EXERCISE PROMPT: Within the entries below, find each line containing the word "AddCursorCommand" and copy it.

MATERIALS PROVIDED:
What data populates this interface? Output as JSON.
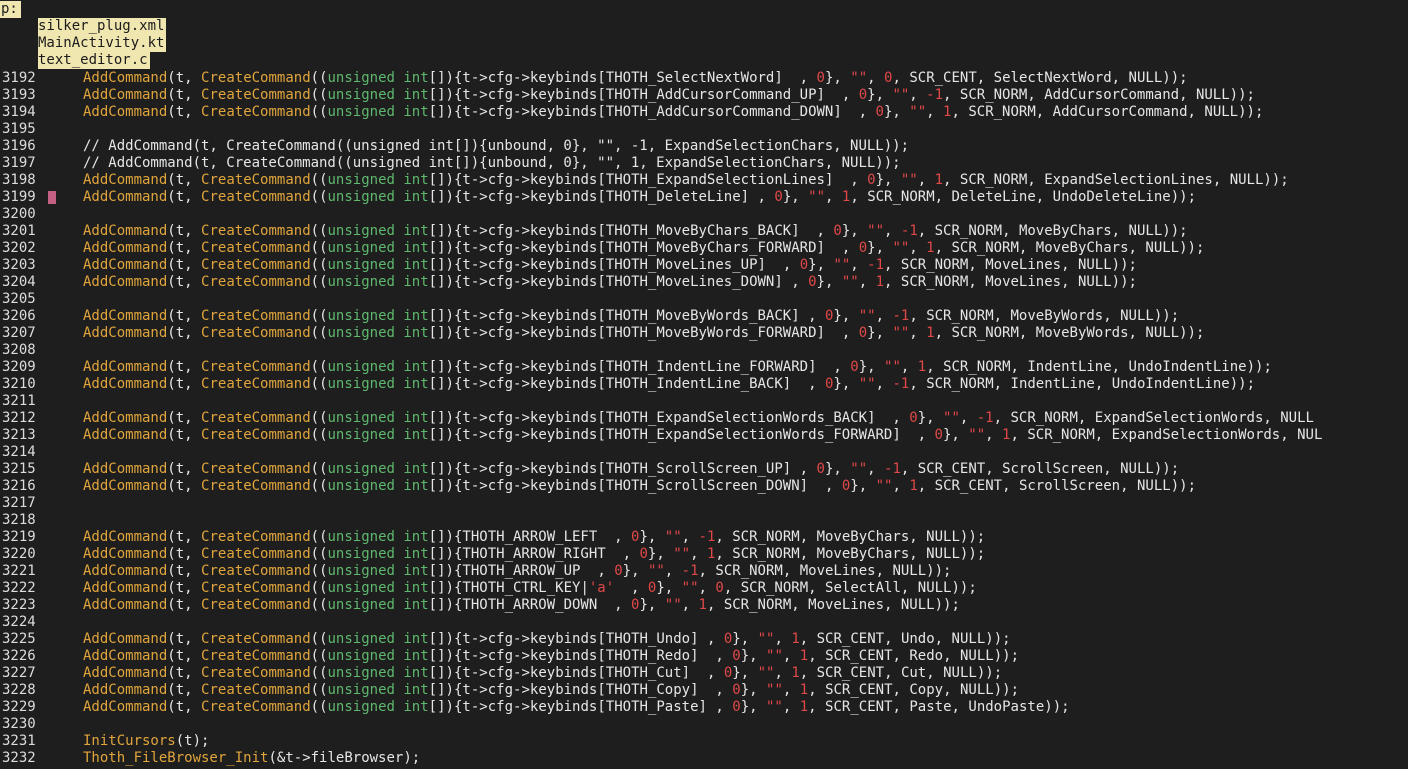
{
  "prompt": {
    "label": "p:"
  },
  "suggestions": [
    "silker_plug.xml",
    "MainActivity.kt",
    "text_editor.c"
  ],
  "colors": {
    "background": "#1e1e1e",
    "text": "#e6e6e6",
    "function": "#e0a53c",
    "type": "#5fb86e",
    "number": "#e04848",
    "suggestion_bg": "#f0e6b0",
    "line_marker": "#c46083"
  },
  "lines": [
    {
      "num": "3192",
      "code": "AddCommand(t, CreateCommand((unsigned int[]){t->cfg->keybinds[THOTH_SelectNextWord]  , 0}, \"\", 0, SCR_CENT, SelectNextWord, NULL));"
    },
    {
      "num": "3193",
      "code": "AddCommand(t, CreateCommand((unsigned int[]){t->cfg->keybinds[THOTH_AddCursorCommand_UP]  , 0}, \"\", -1, SCR_NORM, AddCursorCommand, NULL));"
    },
    {
      "num": "3194",
      "code": "AddCommand(t, CreateCommand((unsigned int[]){t->cfg->keybinds[THOTH_AddCursorCommand_DOWN]  , 0}, \"\", 1, SCR_NORM, AddCursorCommand, NULL));"
    },
    {
      "num": "3195",
      "code": ""
    },
    {
      "num": "3196",
      "code": "// AddCommand(t, CreateCommand((unsigned int[]){unbound, 0}, \"\", -1, ExpandSelectionChars, NULL));"
    },
    {
      "num": "3197",
      "code": "// AddCommand(t, CreateCommand((unsigned int[]){unbound, 0}, \"\", 1, ExpandSelectionChars, NULL));"
    },
    {
      "num": "3198",
      "code": "AddCommand(t, CreateCommand((unsigned int[]){t->cfg->keybinds[THOTH_ExpandSelectionLines]  , 0}, \"\", 1, SCR_NORM, ExpandSelectionLines, NULL));"
    },
    {
      "num": "3199",
      "code": "AddCommand(t, CreateCommand((unsigned int[]){t->cfg->keybinds[THOTH_DeleteLine] , 0}, \"\", 1, SCR_NORM, DeleteLine, UndoDeleteLine));",
      "marker": true
    },
    {
      "num": "3200",
      "code": ""
    },
    {
      "num": "3201",
      "code": "AddCommand(t, CreateCommand((unsigned int[]){t->cfg->keybinds[THOTH_MoveByChars_BACK]  , 0}, \"\", -1, SCR_NORM, MoveByChars, NULL));"
    },
    {
      "num": "3202",
      "code": "AddCommand(t, CreateCommand((unsigned int[]){t->cfg->keybinds[THOTH_MoveByChars_FORWARD]  , 0}, \"\", 1, SCR_NORM, MoveByChars, NULL));"
    },
    {
      "num": "3203",
      "code": "AddCommand(t, CreateCommand((unsigned int[]){t->cfg->keybinds[THOTH_MoveLines_UP]  , 0}, \"\", -1, SCR_NORM, MoveLines, NULL));"
    },
    {
      "num": "3204",
      "code": "AddCommand(t, CreateCommand((unsigned int[]){t->cfg->keybinds[THOTH_MoveLines_DOWN] , 0}, \"\", 1, SCR_NORM, MoveLines, NULL));"
    },
    {
      "num": "3205",
      "code": ""
    },
    {
      "num": "3206",
      "code": "AddCommand(t, CreateCommand((unsigned int[]){t->cfg->keybinds[THOTH_MoveByWords_BACK] , 0}, \"\", -1, SCR_NORM, MoveByWords, NULL));"
    },
    {
      "num": "3207",
      "code": "AddCommand(t, CreateCommand((unsigned int[]){t->cfg->keybinds[THOTH_MoveByWords_FORWARD]  , 0}, \"\", 1, SCR_NORM, MoveByWords, NULL));"
    },
    {
      "num": "3208",
      "code": ""
    },
    {
      "num": "3209",
      "code": "AddCommand(t, CreateCommand((unsigned int[]){t->cfg->keybinds[THOTH_IndentLine_FORWARD]  , 0}, \"\", 1, SCR_NORM, IndentLine, UndoIndentLine));"
    },
    {
      "num": "3210",
      "code": "AddCommand(t, CreateCommand((unsigned int[]){t->cfg->keybinds[THOTH_IndentLine_BACK]  , 0}, \"\", -1, SCR_NORM, IndentLine, UndoIndentLine));"
    },
    {
      "num": "3211",
      "code": ""
    },
    {
      "num": "3212",
      "code": "AddCommand(t, CreateCommand((unsigned int[]){t->cfg->keybinds[THOTH_ExpandSelectionWords_BACK]  , 0}, \"\", -1, SCR_NORM, ExpandSelectionWords, NULL"
    },
    {
      "num": "3213",
      "code": "AddCommand(t, CreateCommand((unsigned int[]){t->cfg->keybinds[THOTH_ExpandSelectionWords_FORWARD]  , 0}, \"\", 1, SCR_NORM, ExpandSelectionWords, NUL"
    },
    {
      "num": "3214",
      "code": ""
    },
    {
      "num": "3215",
      "code": "AddCommand(t, CreateCommand((unsigned int[]){t->cfg->keybinds[THOTH_ScrollScreen_UP] , 0}, \"\", -1, SCR_CENT, ScrollScreen, NULL));"
    },
    {
      "num": "3216",
      "code": "AddCommand(t, CreateCommand((unsigned int[]){t->cfg->keybinds[THOTH_ScrollScreen_DOWN]  , 0}, \"\", 1, SCR_CENT, ScrollScreen, NULL));"
    },
    {
      "num": "3217",
      "code": ""
    },
    {
      "num": "3218",
      "code": ""
    },
    {
      "num": "3219",
      "code": "AddCommand(t, CreateCommand((unsigned int[]){THOTH_ARROW_LEFT  , 0}, \"\", -1, SCR_NORM, MoveByChars, NULL));"
    },
    {
      "num": "3220",
      "code": "AddCommand(t, CreateCommand((unsigned int[]){THOTH_ARROW_RIGHT  , 0}, \"\", 1, SCR_NORM, MoveByChars, NULL));"
    },
    {
      "num": "3221",
      "code": "AddCommand(t, CreateCommand((unsigned int[]){THOTH_ARROW_UP  , 0}, \"\", -1, SCR_NORM, MoveLines, NULL));"
    },
    {
      "num": "3222",
      "code": "AddCommand(t, CreateCommand((unsigned int[]){THOTH_CTRL_KEY|'a'  , 0}, \"\", 0, SCR_NORM, SelectAll, NULL));"
    },
    {
      "num": "3223",
      "code": "AddCommand(t, CreateCommand((unsigned int[]){THOTH_ARROW_DOWN  , 0}, \"\", 1, SCR_NORM, MoveLines, NULL));"
    },
    {
      "num": "3224",
      "code": ""
    },
    {
      "num": "3225",
      "code": "AddCommand(t, CreateCommand((unsigned int[]){t->cfg->keybinds[THOTH_Undo] , 0}, \"\", 1, SCR_CENT, Undo, NULL));"
    },
    {
      "num": "3226",
      "code": "AddCommand(t, CreateCommand((unsigned int[]){t->cfg->keybinds[THOTH_Redo]  , 0}, \"\", 1, SCR_CENT, Redo, NULL));"
    },
    {
      "num": "3227",
      "code": "AddCommand(t, CreateCommand((unsigned int[]){t->cfg->keybinds[THOTH_Cut]  , 0}, \"\", 1, SCR_CENT, Cut, NULL));"
    },
    {
      "num": "3228",
      "code": "AddCommand(t, CreateCommand((unsigned int[]){t->cfg->keybinds[THOTH_Copy]  , 0}, \"\", 1, SCR_CENT, Copy, NULL));"
    },
    {
      "num": "3229",
      "code": "AddCommand(t, CreateCommand((unsigned int[]){t->cfg->keybinds[THOTH_Paste] , 0}, \"\", 1, SCR_CENT, Paste, UndoPaste));"
    },
    {
      "num": "3230",
      "code": ""
    },
    {
      "num": "3231",
      "code": "InitCursors(t);"
    },
    {
      "num": "3232",
      "code": "Thoth_FileBrowser_Init(&t->fileBrowser);"
    }
  ]
}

OUTPUT:
      "code": "AddCommand(t, CreateCommand((unsigned int[]){t->cfg->keybinds[THOTH_AddCursorCommand_UP]  , 0}, \"\", -1, SCR_NORM, AddCursorCommand, NULL));"
      "code": "AddCommand(t, CreateCommand((unsigned int[]){t->cfg->keybinds[THOTH_AddCursorCommand_DOWN]  , 0}, \"\", 1, SCR_NORM, AddCursorCommand, NULL));"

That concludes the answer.